Custom step templates enable you to encapsulate common steps/scenarios within your team or company.

Learn more about Custom Step Templates.

Octopus community library integration makes it easy to find steps templates that work with the frameworks and technologies you use without the need for custom scripting.

Learn more about Community Step Templates.

Learn more about Updating Step Templates and Exporting Step Templates

Prior to Octopus 3.7, selecting the add step button showed a popup list of built-in steps and any installed step templates (community contributed or custom).  Installing a community step required visiting the Community Library and importing the step manually.  For more information, see community step templates.

Common Step Properties

All steps have a name, which is used to identify the step.
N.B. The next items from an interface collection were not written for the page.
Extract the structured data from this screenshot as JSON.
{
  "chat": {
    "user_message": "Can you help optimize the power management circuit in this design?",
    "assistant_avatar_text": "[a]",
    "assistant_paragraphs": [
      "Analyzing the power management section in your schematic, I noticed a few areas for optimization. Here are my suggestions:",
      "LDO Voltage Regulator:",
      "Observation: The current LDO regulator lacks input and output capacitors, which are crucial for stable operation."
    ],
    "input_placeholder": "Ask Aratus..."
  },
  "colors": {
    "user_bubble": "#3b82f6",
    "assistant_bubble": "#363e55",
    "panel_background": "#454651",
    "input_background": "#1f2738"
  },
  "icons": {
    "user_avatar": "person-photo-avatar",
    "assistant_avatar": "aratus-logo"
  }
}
What's in a Name?
Be careful when changing names! Octopus commonly uses names as a convenient identity or handle to things, and the steps and actions in a deployment process are special in that way. For example you can use output variables to chain steps together, and you use the name as the indexer for the output variable. For example: #{Octopus.Action[StepA].Output.TestResult}
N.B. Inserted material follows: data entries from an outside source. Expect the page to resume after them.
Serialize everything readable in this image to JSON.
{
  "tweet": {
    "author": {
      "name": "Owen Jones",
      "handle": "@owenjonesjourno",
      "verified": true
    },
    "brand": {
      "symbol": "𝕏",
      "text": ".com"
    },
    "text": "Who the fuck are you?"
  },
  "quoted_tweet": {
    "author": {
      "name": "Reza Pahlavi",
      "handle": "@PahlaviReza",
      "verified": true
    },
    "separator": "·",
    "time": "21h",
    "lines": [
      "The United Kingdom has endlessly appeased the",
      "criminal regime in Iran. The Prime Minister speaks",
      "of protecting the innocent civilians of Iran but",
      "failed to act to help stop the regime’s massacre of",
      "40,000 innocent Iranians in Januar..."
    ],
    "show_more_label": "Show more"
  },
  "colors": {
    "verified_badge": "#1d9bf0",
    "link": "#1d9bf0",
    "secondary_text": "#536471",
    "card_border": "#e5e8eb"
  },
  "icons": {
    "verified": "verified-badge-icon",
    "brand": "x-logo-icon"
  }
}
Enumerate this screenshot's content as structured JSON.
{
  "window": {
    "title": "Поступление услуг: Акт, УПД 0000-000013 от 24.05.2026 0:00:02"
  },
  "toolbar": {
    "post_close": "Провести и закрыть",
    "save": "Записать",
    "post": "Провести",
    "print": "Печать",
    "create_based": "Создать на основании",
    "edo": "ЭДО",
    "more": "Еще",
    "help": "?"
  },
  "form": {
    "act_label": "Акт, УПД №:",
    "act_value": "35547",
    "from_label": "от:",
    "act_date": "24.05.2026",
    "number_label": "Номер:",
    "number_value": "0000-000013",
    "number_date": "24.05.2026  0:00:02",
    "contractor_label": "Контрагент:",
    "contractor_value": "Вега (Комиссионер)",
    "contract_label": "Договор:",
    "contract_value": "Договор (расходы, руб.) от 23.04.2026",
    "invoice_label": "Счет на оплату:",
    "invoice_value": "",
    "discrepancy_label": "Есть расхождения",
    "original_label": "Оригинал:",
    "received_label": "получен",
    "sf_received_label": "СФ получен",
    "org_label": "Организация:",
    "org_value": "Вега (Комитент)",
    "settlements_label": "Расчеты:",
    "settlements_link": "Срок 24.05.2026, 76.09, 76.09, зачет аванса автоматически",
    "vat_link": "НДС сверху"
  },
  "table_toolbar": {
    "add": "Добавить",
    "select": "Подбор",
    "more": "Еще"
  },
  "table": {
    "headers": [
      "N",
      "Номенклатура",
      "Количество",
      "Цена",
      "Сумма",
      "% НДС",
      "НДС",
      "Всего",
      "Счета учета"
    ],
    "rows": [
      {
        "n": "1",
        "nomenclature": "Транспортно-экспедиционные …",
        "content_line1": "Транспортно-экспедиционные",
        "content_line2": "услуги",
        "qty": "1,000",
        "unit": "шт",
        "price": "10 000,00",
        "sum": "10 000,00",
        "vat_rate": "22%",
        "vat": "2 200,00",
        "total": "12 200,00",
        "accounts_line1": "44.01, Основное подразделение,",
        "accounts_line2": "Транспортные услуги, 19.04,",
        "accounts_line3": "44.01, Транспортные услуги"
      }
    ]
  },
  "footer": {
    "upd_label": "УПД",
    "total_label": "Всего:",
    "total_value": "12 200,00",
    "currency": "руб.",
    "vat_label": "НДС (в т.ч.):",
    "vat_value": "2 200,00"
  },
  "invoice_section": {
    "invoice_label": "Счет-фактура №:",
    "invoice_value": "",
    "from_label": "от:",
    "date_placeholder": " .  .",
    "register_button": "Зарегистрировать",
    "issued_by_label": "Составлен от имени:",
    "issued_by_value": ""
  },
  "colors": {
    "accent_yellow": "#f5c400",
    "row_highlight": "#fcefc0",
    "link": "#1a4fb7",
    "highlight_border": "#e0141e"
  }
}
Adding an installed step

The add step page displays the built-in steps first which includes common steps to deploy IIS web sites, windows services, run scripts and more.  The built-in steps have been develop by the Octopus team to handle the most common deployment scenarios and it also.  This section also includes any custom step templates added in the library.  Hover over a step and click add step to go configure the step.
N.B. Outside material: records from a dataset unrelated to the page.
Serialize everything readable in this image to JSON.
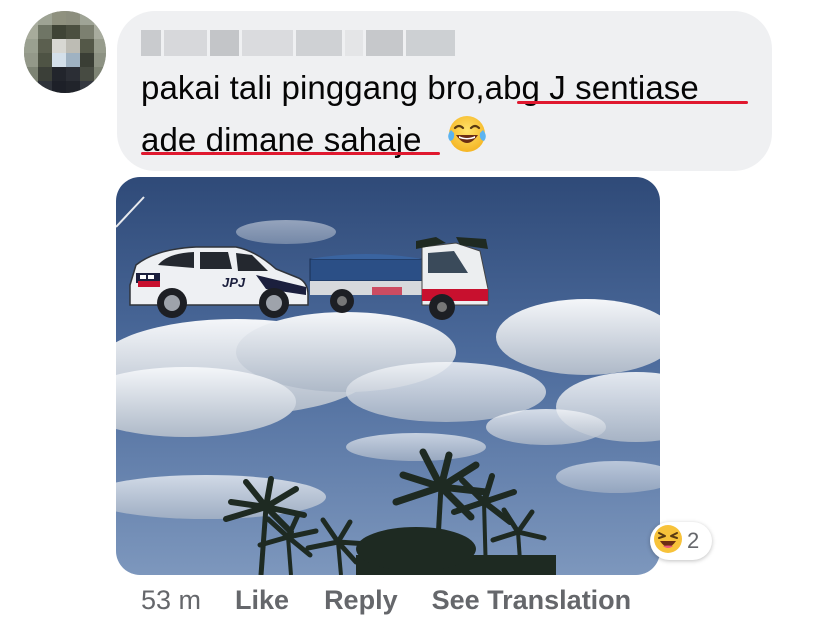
{
  "comment": {
    "author_blurred": true,
    "line1_plain": "pakai tali pinggang bro,",
    "line1_underlined": "abg J sentiase",
    "line2_underlined": "ade dimane sahaje",
    "emoji": "face-with-tears-of-joy",
    "underline_color": "#e0182f"
  },
  "photo": {
    "vehicle_label": "JPJ",
    "reaction_emoji": "laughing-squinting-face",
    "reaction_count": "2"
  },
  "actions": {
    "time": "53 m",
    "like": "Like",
    "reply": "Reply",
    "translate": "See Translation"
  },
  "colors": {
    "bubble": "#eff0f2",
    "meta_text": "#65676b",
    "text": "#050505"
  }
}
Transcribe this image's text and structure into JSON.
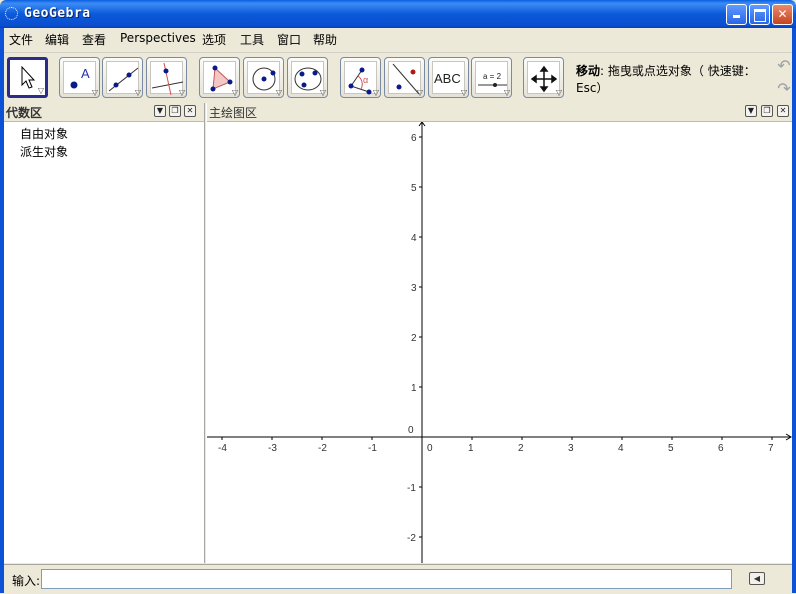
{
  "window": {
    "title": "GeoGebra",
    "buttons": {
      "minimize": "_",
      "maximize": "□",
      "close": "✕"
    }
  },
  "menu": [
    "文件",
    "编辑",
    "查看",
    "Perspectives",
    "选项",
    "工具",
    "窗口",
    "帮助"
  ],
  "toolbar": {
    "tools": [
      {
        "name": "move-tool",
        "selected": true
      },
      {
        "name": "new-point-tool",
        "label": "A"
      },
      {
        "name": "line-through-two-points-tool"
      },
      {
        "name": "perpendicular-line-tool"
      },
      {
        "name": "polygon-tool"
      },
      {
        "name": "circle-center-point-tool"
      },
      {
        "name": "conic-through-five-points-tool"
      },
      {
        "name": "angle-tool",
        "label": "α"
      },
      {
        "name": "reflect-about-line-tool"
      },
      {
        "name": "insert-text-tool",
        "label": "ABC"
      },
      {
        "name": "slider-tool",
        "label": "a = 2"
      },
      {
        "name": "move-graphics-view-tool"
      }
    ],
    "help_bold": "移动",
    "help_text": ": 拖曳或点选对象（ 快速键：Esc）"
  },
  "algebra_view": {
    "title": "代数区",
    "items": [
      "自由对象",
      "派生对象"
    ]
  },
  "graphics_view": {
    "title": "主绘图区",
    "x_ticks": [
      "-4",
      "-3",
      "-2",
      "-1",
      "0",
      "1",
      "2",
      "3",
      "4",
      "5",
      "6",
      "7"
    ],
    "y_ticks": [
      "6",
      "5",
      "4",
      "3",
      "2",
      "1",
      "0",
      "-1",
      "-2"
    ],
    "origin_label": "0"
  },
  "input_bar": {
    "label": "输入:",
    "value": ""
  }
}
Adding a community contributed step templates

The add step page also displays community contributed step templates available to install and add.  You can search for a specific template or you can browse through the categories.  Installing a community step template is easy.  Hover over a step and select Install and add step.  This will display a pop-up dialog where you can confirm to install and add the step.  This will take you to the configuration page for the step template.

If you select view details, this will take you to the community step details page which shows you the complete details of the step include the source code.  You can install the step or go back to the list of steps.

Adding an updated version of a community step template

Sometimes updates are available for step templates.  In this case, you will notice the step template has an option to update the step.  If you select update, this will take you to the community step details with the option to update the latest version of the step template.  Community step templates can also be updated in the library as needed.

If a step you want isn't built-in you should check out the community contributed step templates. If you still don't find it, don't forget: Octopus can do anything, as long as you can script the instructions. Maybe you could contribute your scripts back to the community?

Execution Order

The steps that you add to your deployment process will, by default, execute in sequence.

If a step is configured to execute across multiple deployment targets, it will execute across all of those deployment targets in parallel, unless you specify a window size. Specifying a window size limits the number of deployment targets steps will execute against in parallel.

Steps can include multiple actions.

Example: A simple deployment process

In the example shown below there are three steps that will be executed from top to bottom. The first is a manual intervention which executes on the Octopus Server pausing the deployment until someone intervenes and allow the deployment to continue. This step will only execute when targeting the Production environment. The remaining steps both deploy a package and execute custom scripts on all of the deployment targets with the role web-server.

Example: A rolling deployment

Let's consider a more complex example like the one shown below. In this example we have configured Octopus to deploy a web application across one or more servers in a web farm behind a load balancer. This process has a single step and three actions which form a rolling deployment.

In This Section

The rest of this section covers these topics in some more detail, and explains how to implement them.